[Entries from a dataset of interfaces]
★ ★ ★ ★ ★
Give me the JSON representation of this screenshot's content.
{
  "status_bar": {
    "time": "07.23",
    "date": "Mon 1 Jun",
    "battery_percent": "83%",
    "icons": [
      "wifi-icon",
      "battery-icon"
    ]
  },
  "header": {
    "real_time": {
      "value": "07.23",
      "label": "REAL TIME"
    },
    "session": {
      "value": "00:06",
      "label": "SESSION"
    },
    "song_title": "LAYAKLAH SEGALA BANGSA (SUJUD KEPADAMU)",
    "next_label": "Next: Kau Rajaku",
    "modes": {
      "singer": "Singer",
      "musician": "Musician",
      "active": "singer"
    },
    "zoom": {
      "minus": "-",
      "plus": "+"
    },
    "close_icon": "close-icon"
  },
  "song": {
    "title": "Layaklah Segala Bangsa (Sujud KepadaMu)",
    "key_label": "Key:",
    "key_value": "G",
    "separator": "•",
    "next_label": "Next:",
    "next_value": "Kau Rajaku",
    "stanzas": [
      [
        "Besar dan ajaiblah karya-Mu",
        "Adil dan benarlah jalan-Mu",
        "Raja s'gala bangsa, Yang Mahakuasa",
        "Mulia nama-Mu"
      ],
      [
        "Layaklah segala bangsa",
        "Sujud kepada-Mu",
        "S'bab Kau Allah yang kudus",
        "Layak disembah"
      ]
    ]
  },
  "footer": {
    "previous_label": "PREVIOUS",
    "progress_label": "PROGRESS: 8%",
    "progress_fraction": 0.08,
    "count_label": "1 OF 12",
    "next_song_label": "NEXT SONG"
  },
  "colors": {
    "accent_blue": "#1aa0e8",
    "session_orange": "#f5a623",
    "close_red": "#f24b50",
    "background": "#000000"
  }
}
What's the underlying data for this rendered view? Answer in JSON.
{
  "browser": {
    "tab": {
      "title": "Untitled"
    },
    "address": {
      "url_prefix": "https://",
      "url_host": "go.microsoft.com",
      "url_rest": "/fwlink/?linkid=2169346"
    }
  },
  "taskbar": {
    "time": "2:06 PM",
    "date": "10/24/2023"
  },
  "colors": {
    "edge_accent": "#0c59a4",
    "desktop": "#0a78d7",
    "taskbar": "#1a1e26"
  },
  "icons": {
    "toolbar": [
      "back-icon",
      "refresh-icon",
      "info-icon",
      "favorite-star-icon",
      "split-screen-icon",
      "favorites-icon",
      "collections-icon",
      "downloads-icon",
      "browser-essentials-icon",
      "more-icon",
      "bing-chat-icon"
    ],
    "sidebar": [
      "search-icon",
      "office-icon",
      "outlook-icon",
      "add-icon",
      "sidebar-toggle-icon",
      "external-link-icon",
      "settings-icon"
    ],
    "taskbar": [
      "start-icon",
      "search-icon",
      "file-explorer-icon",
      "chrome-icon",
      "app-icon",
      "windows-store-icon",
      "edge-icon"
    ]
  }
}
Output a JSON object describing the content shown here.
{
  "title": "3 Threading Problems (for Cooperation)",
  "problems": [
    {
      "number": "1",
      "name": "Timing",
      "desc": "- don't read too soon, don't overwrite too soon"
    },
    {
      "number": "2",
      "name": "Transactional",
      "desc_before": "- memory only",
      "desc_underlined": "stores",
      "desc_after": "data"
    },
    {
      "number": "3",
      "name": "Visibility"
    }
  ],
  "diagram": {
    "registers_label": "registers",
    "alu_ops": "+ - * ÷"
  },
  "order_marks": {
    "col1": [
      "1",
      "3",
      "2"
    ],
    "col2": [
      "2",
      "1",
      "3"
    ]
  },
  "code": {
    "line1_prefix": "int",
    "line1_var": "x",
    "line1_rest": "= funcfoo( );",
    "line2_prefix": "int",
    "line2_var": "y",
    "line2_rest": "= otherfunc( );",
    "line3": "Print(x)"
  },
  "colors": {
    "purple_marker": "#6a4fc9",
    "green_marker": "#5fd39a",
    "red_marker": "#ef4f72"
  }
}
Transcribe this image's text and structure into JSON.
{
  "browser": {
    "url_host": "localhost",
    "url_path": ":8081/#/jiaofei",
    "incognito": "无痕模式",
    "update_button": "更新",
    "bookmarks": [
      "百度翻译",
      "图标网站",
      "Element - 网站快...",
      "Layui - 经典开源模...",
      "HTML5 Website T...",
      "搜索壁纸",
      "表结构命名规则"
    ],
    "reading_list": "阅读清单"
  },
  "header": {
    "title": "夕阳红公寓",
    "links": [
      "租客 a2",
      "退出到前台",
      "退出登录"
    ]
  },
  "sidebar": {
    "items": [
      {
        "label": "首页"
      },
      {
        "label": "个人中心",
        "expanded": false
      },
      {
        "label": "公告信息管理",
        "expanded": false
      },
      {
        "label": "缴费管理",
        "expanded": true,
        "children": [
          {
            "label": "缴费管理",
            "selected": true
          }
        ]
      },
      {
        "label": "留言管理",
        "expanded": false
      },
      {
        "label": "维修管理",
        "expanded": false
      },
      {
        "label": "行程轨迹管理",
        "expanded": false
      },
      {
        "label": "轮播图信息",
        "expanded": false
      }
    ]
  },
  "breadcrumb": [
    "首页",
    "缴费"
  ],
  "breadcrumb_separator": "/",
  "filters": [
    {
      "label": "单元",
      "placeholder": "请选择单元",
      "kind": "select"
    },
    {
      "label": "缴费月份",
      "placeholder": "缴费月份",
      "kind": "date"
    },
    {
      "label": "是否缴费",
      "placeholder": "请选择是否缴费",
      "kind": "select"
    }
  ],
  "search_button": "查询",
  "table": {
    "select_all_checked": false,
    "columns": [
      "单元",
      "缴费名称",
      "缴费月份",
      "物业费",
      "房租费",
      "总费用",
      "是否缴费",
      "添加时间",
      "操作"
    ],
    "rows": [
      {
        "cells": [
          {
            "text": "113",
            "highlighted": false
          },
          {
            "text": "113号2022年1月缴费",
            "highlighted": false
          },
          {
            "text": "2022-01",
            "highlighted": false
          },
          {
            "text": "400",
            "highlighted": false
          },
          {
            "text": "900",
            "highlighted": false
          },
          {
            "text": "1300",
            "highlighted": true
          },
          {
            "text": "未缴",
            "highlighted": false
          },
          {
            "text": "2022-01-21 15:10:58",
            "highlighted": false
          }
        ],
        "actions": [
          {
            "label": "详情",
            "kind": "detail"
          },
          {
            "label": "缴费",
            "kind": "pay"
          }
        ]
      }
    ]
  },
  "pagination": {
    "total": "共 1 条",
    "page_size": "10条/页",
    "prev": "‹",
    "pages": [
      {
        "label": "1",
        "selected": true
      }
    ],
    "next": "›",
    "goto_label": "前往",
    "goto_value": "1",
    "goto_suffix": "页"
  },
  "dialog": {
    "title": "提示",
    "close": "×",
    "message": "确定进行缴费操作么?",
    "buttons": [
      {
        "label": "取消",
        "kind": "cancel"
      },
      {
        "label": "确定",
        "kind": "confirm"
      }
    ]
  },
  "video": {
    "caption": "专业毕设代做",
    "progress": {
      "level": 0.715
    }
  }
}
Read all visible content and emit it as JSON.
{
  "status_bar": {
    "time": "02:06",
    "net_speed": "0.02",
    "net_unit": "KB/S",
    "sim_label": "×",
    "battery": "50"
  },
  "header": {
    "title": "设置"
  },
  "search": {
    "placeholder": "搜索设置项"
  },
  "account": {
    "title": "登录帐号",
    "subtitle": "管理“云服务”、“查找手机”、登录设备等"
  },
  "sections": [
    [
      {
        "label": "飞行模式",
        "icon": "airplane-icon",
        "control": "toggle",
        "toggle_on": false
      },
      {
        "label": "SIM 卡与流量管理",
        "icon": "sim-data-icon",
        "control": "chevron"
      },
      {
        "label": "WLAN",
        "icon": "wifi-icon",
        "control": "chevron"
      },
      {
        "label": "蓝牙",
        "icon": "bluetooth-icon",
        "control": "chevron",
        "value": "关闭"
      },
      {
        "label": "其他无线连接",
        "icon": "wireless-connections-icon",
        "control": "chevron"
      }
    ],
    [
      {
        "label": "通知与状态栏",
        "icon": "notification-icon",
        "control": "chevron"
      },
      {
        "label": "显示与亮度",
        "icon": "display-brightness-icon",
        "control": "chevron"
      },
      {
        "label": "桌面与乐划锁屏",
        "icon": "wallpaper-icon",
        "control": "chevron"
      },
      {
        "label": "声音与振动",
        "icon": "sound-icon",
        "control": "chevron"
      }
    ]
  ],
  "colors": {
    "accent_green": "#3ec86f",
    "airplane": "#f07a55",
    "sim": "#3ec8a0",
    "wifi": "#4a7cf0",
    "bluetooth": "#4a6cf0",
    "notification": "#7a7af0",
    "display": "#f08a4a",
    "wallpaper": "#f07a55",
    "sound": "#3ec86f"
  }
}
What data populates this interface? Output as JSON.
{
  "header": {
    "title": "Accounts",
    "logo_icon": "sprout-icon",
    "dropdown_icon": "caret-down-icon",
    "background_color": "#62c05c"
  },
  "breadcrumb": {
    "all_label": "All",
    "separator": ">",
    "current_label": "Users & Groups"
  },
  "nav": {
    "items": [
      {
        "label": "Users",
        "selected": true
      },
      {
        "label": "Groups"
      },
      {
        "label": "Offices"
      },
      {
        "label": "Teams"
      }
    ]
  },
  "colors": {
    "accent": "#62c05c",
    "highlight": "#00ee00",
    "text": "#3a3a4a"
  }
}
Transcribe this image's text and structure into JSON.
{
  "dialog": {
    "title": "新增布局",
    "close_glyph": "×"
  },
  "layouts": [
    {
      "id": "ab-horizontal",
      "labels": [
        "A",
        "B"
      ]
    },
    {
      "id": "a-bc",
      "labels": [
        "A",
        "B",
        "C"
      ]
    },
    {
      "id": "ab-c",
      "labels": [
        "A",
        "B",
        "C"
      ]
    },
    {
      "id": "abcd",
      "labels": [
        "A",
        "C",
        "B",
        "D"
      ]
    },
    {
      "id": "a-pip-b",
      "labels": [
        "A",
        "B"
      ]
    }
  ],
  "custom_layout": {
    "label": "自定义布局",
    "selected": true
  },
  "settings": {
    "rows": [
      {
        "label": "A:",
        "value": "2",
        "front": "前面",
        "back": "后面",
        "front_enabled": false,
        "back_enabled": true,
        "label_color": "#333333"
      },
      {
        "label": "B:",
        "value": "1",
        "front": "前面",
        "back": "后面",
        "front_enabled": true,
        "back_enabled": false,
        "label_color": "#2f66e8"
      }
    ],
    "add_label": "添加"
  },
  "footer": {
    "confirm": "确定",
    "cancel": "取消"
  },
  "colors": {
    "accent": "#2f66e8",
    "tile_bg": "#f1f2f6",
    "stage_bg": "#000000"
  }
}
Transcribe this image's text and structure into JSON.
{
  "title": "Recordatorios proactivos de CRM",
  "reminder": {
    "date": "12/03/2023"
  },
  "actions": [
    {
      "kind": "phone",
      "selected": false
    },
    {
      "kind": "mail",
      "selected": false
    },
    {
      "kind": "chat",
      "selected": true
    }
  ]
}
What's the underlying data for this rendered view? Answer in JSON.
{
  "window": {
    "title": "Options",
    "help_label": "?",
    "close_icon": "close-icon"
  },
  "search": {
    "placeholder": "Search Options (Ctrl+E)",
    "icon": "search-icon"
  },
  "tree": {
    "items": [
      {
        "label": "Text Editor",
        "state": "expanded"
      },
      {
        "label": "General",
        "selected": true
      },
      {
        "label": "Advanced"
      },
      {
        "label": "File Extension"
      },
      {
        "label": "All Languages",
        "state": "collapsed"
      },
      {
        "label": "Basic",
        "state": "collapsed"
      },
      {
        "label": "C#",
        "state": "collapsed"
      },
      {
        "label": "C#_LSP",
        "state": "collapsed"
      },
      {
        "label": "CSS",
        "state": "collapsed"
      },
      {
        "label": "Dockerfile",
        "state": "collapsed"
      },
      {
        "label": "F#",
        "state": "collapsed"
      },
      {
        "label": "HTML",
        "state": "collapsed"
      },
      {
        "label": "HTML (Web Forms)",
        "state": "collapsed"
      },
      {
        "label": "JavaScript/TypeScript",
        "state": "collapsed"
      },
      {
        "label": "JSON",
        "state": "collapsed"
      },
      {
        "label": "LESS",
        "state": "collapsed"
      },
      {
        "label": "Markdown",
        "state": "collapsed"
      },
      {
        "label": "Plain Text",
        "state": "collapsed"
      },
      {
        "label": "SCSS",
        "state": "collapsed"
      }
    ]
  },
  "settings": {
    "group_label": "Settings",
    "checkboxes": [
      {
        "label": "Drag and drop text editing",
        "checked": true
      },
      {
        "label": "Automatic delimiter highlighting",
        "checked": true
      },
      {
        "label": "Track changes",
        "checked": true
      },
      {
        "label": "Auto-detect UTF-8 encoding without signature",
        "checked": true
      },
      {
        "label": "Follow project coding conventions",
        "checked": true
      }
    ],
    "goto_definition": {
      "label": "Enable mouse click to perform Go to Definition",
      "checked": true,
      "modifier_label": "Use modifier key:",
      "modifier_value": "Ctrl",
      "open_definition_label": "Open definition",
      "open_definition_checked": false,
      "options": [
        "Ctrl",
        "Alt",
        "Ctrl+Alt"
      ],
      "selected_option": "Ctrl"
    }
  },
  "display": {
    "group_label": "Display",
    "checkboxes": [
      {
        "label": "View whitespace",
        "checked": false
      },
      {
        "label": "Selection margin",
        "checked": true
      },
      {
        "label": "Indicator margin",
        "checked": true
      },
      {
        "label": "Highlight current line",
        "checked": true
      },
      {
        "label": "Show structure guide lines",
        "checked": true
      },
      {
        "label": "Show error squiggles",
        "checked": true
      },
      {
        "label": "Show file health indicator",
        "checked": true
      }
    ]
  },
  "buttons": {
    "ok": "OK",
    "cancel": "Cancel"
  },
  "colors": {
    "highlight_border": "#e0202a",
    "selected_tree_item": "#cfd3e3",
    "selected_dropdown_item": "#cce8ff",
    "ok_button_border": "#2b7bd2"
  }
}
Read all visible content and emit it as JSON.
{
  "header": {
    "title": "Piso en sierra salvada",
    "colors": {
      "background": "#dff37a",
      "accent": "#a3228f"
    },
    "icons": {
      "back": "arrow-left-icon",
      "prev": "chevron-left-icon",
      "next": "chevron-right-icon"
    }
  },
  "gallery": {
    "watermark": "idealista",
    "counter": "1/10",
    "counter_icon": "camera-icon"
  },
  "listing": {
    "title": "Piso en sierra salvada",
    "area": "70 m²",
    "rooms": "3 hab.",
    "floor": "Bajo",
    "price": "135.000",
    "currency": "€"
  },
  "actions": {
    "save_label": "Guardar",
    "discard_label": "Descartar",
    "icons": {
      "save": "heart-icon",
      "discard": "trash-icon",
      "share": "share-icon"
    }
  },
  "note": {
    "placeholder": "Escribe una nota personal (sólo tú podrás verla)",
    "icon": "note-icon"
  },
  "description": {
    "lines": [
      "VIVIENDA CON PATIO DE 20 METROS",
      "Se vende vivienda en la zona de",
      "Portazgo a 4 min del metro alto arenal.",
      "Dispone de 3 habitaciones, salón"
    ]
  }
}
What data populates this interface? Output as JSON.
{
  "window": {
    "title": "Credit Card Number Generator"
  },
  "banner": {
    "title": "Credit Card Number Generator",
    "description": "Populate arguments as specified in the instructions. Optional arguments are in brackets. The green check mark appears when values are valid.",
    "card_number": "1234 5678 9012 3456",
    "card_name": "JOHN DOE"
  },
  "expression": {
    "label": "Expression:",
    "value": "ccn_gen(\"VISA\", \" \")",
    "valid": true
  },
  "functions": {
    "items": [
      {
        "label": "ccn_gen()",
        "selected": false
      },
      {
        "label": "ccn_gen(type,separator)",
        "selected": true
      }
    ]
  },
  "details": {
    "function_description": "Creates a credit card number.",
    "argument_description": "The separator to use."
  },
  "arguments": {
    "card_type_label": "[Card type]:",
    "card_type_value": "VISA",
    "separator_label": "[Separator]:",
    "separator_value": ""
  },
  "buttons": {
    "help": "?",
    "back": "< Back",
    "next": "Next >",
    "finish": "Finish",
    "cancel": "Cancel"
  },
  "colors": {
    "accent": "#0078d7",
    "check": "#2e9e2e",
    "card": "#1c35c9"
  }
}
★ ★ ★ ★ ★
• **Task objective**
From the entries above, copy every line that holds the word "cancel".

• **Result of this exercise**
        "kind": "cancel"
    "cancel": "取消"
    "cancel": "Cancel"
    "cancel": "Cancel"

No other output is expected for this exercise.